During its whole lifespan, the Smith's blue butterfly uses only two host buckwheat: Eriogonum latifolium and Eriogonum parvifolium. After emerging in August or September, adult butterflies mate and deposit eggs on the flowers of these host plants. Hatching transpires soon afterward, and the larvae begin to feed on the flowers of the very same plant. The larvae have chewing mouthparts to feed on the host's flower petals as well as seeds in the flower head. Larvae have a cryptic coloration markings, closely resembling that of the blossoms where they hide. The caterpillar matures through four larval stages or instars in about 24 days before becoming a chrysalis. The pupation then occurs in the flower head itself or below in the leaf litter.[4]

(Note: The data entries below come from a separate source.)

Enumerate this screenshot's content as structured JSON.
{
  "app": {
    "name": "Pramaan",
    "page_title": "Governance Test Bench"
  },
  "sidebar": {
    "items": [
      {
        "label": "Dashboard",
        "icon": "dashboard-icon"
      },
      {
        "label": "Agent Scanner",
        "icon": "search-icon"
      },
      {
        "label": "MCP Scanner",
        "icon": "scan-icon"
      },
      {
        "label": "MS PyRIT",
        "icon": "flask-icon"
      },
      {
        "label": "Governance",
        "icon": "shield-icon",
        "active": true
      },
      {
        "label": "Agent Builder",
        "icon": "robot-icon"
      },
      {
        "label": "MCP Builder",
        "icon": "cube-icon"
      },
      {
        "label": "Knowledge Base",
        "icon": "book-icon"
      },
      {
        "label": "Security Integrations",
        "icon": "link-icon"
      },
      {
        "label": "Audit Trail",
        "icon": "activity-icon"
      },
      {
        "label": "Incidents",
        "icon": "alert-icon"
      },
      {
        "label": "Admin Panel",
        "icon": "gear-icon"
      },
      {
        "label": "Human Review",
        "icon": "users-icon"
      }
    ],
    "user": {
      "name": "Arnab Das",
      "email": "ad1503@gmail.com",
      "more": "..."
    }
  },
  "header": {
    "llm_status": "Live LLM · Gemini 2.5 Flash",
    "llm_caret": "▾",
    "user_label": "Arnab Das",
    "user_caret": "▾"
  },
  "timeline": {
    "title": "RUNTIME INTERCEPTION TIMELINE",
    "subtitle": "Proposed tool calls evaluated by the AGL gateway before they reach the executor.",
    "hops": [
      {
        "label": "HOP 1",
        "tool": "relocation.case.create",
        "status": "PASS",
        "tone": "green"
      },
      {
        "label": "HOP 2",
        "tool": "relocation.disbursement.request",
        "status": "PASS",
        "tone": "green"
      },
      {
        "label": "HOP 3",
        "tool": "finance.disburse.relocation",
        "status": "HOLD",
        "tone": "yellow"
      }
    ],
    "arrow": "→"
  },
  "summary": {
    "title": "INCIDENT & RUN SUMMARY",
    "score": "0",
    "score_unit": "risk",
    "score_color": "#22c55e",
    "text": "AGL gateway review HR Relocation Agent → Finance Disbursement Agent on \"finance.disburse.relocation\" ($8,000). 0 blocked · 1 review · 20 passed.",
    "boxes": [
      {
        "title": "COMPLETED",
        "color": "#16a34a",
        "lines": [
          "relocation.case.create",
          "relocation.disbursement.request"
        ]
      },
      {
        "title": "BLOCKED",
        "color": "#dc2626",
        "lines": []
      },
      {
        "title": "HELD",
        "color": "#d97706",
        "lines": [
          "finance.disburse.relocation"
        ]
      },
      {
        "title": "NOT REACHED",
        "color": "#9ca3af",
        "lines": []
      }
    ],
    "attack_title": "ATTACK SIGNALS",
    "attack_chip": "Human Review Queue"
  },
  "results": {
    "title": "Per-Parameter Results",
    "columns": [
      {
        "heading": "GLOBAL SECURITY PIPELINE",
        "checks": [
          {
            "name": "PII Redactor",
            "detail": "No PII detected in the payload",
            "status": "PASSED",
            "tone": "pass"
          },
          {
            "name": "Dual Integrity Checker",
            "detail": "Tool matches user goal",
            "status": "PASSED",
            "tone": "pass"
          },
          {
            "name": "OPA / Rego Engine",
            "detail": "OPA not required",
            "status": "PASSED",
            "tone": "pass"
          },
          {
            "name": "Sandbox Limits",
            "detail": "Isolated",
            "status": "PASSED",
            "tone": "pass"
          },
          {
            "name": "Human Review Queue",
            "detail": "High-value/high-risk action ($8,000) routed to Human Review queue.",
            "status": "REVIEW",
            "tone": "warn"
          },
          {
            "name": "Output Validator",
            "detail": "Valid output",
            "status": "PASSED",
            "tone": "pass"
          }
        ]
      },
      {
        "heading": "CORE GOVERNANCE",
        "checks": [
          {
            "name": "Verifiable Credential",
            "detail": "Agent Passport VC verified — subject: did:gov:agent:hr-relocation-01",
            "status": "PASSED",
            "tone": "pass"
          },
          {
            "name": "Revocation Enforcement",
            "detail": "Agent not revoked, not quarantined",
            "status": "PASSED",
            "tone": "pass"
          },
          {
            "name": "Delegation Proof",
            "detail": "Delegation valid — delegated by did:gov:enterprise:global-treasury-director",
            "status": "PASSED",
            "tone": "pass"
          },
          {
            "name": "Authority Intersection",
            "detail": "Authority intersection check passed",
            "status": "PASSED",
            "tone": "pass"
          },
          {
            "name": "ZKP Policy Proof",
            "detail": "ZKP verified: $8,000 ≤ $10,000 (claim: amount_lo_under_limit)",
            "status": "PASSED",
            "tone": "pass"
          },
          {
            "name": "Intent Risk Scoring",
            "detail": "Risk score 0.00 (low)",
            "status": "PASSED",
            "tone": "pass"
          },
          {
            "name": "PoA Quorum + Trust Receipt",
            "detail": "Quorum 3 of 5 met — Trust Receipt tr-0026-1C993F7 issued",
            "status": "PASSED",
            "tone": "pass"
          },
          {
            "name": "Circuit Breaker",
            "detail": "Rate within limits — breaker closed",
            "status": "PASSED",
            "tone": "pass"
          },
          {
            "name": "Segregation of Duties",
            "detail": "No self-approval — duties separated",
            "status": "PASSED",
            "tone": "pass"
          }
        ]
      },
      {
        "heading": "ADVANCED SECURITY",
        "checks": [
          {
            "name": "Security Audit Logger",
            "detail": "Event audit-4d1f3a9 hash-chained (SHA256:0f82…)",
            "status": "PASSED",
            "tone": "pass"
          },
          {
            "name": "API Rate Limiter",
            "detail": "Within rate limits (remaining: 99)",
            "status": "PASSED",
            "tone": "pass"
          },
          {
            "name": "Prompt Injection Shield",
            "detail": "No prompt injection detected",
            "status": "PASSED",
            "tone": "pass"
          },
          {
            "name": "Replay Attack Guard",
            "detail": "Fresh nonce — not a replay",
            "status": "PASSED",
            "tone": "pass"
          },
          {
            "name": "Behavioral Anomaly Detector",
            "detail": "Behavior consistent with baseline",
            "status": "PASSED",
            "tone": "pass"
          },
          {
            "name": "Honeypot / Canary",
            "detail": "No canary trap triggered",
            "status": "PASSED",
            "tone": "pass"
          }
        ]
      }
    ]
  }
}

Subsequent to several weeks of feeding and growth, the larvae molt to yield a pupal phase, starting a 41-week period of transformation.[3] The following year, as the Eriogonum blossom again, new adults emerge, and the cycle repeats. Smith's blue butterflies have a lifespan of approximately one week. Their single week of daytime-only flight is further limited to temperatures above 60°F and to times and locales where wind velocities are quite low. Within that one week, they must do sufficient feeding to sustain, they must avoid predation, find and court a mate, and copulate. Then the female must lay the resulting eggs.

Early season males have a difficult challenge in finding females since the first females emerge about seven days after the first males. In the early season, it is common that several males congregate around a newly emerged female. Stimulated by pheromones emitted from the female, they become eager to mate before the end of their short lives. The overall population of adults is active between early June to early September.

History and conservation[edit]

Smith's blue butterfly was recorded in the scientific literature in the mid-1950s. Rudi Mattoni collected the first specimen of Smith's blue on a trip to the Big Sur region with his friend Claude I. Smith: that collection occurred in the vicinity of Dolans Creek in the year 1948 when both men were undergraduates at the University of California, Berkeley. Smith was killed in a freak accident, being swept to sea by a rogue wave while fishing from a rock at Half Moon Bay. Only thereafter did Mattoni analyze his specimen carefully, which he knew was previously undocumented; then he proceeded to publish a treatise on Smith's blue as his Ph.D. dissertation. In tribute to his friend, Mattoni gave Smith's name to the butterfly they had discovered together.

References[edit]

  1. ^ Environmental Impact Report for the Scotts Valley Redeveopment Area, Earth Metrics Inc., Report no. 7888, State of California Clearinghouse (1990)
  2. ^ Black, H.D and D.M. Vaughn, Species profile:Euphilotes enoptes smithi, in Redlist of pollinator insects of North America, May 2005
  3. ^ a b Arnold, R.A., 1983. Ecological studies of six endangered butterflies (Lepidoptera: Lycaenidae): Island biogeography, patch dynamics, and design of habitat preserves. University of California Publications in Entomology 99: 1-161
  4. ^ Dixon, Dave. 1999. Dunes Alive-The endangered Smith's blue and marina blue butterflies. A closer look at coastal dune wildlife of south Monterey Bay. U.S. Fish and Wildlife Service, Tideline Vol 19 No. 3 1-3.